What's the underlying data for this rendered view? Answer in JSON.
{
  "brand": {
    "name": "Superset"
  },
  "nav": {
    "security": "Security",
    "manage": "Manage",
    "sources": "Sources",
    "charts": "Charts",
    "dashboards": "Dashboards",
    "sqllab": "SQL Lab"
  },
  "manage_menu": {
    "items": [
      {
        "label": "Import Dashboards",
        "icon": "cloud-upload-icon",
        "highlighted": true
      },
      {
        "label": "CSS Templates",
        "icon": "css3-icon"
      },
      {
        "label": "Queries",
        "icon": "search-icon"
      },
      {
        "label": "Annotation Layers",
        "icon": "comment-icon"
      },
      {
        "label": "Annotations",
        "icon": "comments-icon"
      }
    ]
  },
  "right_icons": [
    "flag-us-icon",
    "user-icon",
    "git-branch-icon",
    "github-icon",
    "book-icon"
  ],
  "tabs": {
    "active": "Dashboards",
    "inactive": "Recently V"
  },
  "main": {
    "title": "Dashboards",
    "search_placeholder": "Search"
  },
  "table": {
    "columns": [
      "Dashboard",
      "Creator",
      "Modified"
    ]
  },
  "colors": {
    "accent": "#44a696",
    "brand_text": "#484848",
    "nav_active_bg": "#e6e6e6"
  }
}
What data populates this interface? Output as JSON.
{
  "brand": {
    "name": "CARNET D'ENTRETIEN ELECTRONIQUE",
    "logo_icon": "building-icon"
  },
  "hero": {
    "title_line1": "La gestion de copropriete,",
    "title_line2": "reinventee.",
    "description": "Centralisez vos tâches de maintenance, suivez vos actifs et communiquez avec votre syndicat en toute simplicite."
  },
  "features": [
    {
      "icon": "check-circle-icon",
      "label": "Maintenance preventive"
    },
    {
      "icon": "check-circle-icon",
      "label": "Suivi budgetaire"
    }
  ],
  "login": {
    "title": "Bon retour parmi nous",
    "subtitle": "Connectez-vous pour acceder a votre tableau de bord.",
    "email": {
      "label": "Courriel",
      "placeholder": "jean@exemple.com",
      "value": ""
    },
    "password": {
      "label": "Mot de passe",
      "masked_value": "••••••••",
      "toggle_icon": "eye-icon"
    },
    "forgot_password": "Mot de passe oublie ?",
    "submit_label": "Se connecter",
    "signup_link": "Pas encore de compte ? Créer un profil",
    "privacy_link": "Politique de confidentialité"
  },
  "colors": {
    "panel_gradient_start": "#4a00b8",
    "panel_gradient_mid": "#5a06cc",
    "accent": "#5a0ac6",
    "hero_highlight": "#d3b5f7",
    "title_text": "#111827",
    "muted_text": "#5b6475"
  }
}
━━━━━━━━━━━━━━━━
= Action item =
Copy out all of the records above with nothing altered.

= Exercise output =
What's the underlying data for this rendered view? Answer in JSON.
{
  "brand": {
    "name": "Superset"
  },
  "nav": {
    "security": "Security",
    "manage": "Manage",
    "sources": "Sources",
    "charts": "Charts",
    "dashboards": "Dashboards",
    "sqllab": "SQL Lab"
  },
  "manage_menu": {
    "items": [
      {
        "label": "Import Dashboards",
        "icon": "cloud-upload-icon",
        "highlighted": true
      },
      {
        "label": "CSS Templates",
        "icon": "css3-icon"
      },
      {
        "label": "Queries",
        "icon": "search-icon"
      },
      {
        "label": "Annotation Layers",
        "icon": "comment-icon"
      },
      {
        "label": "Annotations",
        "icon": "comments-icon"
      }
    ]
  },
  "right_icons": [
    "flag-us-icon",
    "user-icon",
    "git-branch-icon",
    "github-icon",
    "book-icon"
  ],
  "tabs": {
    "active": "Dashboards",
    "inactive": "Recently V"
  },
  "main": {
    "title": "Dashboards",
    "search_placeholder": "Search"
  },
  "table": {
    "columns": [
      "Dashboard",
      "Creator",
      "Modified"
    ]
  },
  "colors": {
    "accent": "#44a696",
    "brand_text": "#484848",
    "nav_active_bg": "#e6e6e6"
  }
}
What data populates this interface? Output as JSON.
{
  "brand": {
    "name": "CARNET D'ENTRETIEN ELECTRONIQUE",
    "logo_icon": "building-icon"
  },
  "hero": {
    "title_line1": "La gestion de copropriete,",
    "title_line2": "reinventee.",
    "description": "Centralisez vos tâches de maintenance, suivez vos actifs et communiquez avec votre syndicat en toute simplicite."
  },
  "features": [
    {
      "icon": "check-circle-icon",
      "label": "Maintenance preventive"
    },
    {
      "icon": "check-circle-icon",
      "label": "Suivi budgetaire"
    }
  ],
  "login": {
    "title": "Bon retour parmi nous",
    "subtitle": "Connectez-vous pour acceder a votre tableau de bord.",
    "email": {
      "label": "Courriel",
      "placeholder": "jean@exemple.com",
      "value": ""
    },
    "password": {
      "label": "Mot de passe",
      "masked_value": "••••••••",
      "toggle_icon": "eye-icon"
    },
    "forgot_password": "Mot de passe oublie ?",
    "submit_label": "Se connecter",
    "signup_link": "Pas encore de compte ? Créer un profil",
    "privacy_link": "Politique de confidentialité"
  },
  "colors": {
    "panel_gradient_start": "#4a00b8",
    "panel_gradient_mid": "#5a06cc",
    "accent": "#5a0ac6",
    "hero_highlight": "#d3b5f7",
    "title_text": "#111827",
    "muted_text": "#5b6475"
  }
}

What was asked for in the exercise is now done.